* [Instructions for the task]
Every line with the string "title" should be copied from the data.

* [Task material]
[Start of Attachment]
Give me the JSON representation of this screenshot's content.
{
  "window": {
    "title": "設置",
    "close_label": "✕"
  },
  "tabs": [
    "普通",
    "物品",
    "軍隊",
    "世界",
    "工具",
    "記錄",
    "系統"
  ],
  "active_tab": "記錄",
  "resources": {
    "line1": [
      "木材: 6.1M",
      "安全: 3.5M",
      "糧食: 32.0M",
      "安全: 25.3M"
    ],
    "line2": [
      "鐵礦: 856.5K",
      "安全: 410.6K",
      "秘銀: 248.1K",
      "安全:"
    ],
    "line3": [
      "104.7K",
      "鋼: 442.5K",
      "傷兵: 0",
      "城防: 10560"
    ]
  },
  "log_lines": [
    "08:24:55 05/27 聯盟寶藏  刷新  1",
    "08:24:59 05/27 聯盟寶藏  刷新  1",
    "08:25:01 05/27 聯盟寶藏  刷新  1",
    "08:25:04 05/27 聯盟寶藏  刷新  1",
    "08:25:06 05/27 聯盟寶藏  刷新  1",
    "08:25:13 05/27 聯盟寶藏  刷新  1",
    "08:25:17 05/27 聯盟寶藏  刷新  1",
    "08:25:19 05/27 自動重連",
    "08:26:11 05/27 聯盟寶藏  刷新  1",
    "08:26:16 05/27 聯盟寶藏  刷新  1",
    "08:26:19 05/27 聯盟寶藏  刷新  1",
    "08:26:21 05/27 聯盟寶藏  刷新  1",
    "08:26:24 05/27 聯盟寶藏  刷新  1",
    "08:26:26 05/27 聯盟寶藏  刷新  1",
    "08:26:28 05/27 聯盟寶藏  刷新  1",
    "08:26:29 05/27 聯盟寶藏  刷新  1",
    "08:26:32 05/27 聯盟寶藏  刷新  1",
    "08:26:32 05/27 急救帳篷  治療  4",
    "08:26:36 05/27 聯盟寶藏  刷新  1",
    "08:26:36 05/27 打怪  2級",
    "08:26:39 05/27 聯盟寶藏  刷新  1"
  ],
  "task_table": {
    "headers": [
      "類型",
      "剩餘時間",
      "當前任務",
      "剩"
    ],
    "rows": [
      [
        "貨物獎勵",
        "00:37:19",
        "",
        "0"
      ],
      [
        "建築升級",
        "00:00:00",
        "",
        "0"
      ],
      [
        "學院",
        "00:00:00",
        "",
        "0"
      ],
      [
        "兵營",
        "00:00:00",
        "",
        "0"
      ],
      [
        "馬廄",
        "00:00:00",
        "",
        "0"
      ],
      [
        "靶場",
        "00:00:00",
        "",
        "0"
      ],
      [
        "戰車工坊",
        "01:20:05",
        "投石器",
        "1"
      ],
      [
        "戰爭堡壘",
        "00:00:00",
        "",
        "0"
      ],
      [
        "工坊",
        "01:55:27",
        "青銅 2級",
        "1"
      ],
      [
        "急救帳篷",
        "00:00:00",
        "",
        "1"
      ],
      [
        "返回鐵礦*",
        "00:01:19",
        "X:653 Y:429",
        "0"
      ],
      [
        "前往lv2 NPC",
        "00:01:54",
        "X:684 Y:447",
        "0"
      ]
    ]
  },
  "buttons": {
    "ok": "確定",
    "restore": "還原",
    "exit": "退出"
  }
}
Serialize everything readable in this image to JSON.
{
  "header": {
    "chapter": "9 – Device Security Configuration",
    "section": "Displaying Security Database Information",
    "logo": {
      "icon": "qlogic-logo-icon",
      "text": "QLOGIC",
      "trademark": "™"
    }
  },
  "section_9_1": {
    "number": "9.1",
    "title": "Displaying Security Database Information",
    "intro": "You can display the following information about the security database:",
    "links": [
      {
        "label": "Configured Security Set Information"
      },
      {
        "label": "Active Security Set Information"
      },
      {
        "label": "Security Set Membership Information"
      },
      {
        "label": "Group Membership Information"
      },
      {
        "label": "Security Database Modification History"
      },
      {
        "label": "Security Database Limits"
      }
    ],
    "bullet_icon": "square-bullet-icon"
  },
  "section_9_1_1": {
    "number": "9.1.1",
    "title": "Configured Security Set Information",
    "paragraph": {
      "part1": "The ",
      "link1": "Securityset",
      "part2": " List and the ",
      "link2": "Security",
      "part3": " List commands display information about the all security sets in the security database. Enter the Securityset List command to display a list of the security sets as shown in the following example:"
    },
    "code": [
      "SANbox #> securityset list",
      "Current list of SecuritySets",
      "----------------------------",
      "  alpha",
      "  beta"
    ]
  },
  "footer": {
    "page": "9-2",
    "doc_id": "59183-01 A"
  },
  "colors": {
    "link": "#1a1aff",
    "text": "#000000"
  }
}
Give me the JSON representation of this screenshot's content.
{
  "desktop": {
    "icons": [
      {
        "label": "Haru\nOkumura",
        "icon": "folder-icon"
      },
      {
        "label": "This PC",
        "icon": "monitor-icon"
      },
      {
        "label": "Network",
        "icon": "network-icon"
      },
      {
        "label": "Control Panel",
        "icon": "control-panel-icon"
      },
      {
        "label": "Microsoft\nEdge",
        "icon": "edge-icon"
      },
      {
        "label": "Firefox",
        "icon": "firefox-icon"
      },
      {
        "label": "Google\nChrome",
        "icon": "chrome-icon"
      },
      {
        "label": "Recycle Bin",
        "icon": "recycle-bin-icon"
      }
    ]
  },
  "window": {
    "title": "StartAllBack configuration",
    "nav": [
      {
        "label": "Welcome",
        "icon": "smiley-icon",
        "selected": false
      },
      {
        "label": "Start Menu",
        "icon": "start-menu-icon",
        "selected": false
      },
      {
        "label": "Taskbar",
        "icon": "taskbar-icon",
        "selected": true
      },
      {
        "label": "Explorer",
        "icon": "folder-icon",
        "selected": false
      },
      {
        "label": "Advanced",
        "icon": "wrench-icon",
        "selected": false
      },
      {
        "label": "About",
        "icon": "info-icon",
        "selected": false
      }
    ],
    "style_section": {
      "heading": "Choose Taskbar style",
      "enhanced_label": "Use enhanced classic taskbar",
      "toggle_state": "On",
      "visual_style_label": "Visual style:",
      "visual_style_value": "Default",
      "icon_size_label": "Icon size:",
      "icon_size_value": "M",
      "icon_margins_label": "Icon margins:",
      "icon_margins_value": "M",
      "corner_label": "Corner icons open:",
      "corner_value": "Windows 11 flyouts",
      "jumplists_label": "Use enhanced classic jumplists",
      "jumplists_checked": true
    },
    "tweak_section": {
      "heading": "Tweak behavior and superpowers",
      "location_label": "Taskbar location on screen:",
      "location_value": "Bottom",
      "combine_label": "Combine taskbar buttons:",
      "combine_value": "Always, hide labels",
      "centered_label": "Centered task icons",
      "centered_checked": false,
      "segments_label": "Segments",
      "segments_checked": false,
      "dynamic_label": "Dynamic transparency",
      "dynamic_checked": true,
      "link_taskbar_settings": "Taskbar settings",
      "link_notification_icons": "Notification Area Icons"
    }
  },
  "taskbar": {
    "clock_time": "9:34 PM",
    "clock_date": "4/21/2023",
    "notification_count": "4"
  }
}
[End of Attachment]
* [Problem solution]
    "title": "設置",
    "title": "Displaying Security Database Information",
    "title": "Configured Security Set Information",
    "title": "StartAllBack configuration",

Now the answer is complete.